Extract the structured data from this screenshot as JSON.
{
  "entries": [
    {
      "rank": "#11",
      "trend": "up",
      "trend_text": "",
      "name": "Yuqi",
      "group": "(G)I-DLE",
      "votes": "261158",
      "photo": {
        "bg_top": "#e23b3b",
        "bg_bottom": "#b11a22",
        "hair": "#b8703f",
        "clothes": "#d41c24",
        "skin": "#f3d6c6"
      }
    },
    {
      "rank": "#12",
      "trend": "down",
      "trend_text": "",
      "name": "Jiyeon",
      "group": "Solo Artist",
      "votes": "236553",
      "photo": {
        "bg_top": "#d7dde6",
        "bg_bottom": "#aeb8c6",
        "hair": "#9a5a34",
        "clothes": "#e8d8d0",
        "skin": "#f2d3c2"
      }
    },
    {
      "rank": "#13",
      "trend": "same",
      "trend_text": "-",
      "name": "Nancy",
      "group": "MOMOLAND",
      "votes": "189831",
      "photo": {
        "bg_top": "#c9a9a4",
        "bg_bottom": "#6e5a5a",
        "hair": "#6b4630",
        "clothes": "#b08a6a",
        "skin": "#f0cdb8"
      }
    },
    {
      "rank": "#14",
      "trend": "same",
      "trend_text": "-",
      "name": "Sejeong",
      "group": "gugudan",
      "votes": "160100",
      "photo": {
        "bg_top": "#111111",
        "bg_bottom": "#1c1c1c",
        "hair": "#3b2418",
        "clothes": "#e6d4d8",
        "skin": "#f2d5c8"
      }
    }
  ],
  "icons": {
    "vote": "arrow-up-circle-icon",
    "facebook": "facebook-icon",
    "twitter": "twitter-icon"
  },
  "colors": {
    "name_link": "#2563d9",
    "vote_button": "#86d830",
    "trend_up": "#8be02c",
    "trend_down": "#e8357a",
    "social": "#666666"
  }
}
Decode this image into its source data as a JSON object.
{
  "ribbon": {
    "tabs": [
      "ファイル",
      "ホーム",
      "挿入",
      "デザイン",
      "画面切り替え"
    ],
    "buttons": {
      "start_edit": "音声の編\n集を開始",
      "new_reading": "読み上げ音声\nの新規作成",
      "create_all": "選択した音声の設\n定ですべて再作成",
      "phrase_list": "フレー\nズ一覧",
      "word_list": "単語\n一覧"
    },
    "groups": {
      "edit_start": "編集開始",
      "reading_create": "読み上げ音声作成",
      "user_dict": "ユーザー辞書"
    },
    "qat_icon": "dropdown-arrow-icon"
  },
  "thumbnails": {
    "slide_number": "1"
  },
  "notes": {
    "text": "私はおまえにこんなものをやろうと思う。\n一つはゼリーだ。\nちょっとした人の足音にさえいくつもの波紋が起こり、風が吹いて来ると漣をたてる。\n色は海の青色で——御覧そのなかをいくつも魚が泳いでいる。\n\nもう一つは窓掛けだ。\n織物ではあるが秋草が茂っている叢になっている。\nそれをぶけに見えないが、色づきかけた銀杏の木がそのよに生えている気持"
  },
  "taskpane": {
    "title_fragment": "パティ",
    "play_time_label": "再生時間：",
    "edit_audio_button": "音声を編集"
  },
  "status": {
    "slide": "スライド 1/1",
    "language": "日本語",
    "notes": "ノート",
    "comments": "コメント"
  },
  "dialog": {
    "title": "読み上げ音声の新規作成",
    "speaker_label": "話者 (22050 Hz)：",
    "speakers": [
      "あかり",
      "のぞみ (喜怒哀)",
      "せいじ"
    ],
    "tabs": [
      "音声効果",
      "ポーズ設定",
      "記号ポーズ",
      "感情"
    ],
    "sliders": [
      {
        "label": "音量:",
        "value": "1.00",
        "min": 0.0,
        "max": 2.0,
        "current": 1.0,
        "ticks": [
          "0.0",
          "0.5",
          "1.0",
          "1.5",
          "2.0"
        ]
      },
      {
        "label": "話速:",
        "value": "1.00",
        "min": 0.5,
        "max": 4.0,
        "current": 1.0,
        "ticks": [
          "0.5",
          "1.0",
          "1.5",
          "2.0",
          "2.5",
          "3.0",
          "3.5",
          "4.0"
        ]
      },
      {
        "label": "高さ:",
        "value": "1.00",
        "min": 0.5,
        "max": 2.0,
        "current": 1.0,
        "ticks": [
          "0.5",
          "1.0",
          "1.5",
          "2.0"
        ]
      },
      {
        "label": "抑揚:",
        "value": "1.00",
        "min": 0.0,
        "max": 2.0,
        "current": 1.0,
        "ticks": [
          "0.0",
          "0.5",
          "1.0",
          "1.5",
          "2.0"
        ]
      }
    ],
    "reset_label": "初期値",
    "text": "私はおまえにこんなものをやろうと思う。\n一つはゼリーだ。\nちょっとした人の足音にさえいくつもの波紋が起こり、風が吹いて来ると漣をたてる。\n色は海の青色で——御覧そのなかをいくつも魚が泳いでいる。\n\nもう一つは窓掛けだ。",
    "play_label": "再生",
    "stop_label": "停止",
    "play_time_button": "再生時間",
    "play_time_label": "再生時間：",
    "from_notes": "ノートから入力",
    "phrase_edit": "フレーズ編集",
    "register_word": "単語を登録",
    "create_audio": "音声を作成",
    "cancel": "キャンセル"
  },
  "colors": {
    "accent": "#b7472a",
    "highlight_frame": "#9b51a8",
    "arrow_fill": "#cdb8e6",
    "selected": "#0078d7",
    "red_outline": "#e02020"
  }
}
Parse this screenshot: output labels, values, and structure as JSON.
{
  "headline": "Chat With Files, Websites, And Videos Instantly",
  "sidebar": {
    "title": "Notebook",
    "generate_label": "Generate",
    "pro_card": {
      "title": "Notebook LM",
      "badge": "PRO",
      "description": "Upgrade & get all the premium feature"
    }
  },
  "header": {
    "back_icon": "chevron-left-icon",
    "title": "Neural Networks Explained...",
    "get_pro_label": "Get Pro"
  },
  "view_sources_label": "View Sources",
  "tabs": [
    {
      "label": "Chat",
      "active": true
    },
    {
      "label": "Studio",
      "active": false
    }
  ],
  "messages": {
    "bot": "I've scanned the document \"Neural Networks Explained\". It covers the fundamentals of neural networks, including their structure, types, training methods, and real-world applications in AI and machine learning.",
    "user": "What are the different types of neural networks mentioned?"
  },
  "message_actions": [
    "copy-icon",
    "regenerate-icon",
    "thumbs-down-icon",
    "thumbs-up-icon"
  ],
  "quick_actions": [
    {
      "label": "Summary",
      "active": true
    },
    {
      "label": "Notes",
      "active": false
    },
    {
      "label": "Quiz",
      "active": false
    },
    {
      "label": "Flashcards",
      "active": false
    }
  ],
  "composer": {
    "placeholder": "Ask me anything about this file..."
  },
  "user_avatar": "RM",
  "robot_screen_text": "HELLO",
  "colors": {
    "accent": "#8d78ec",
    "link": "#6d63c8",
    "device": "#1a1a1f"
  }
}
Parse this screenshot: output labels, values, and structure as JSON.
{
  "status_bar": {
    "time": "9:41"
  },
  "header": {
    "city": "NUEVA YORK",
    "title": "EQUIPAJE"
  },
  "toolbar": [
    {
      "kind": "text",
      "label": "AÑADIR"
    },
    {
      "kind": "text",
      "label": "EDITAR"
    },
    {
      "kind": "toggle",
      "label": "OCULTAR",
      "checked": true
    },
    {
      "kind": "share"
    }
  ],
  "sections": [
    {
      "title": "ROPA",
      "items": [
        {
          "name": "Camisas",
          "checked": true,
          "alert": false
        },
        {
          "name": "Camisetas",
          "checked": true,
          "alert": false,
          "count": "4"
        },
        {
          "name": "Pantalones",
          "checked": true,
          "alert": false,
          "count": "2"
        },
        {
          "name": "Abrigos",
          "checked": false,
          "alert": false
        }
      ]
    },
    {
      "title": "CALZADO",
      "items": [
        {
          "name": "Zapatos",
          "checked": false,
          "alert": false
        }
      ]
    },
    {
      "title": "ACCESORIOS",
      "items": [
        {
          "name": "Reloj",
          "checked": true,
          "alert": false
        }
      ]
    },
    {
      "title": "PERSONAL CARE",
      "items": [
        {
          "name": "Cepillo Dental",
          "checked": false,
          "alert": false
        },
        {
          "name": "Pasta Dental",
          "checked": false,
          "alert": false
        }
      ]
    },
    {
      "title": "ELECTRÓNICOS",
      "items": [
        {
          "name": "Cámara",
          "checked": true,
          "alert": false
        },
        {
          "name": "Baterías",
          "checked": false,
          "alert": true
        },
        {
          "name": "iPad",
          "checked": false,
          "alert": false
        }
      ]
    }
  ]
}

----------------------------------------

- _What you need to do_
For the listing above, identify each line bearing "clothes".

- _Solution for this exercise_
        "clothes": "#d41c24",
        "clothes": "#e8d8d0",
        "clothes": "#b08a6a",
        "clothes": "#e6d4d8",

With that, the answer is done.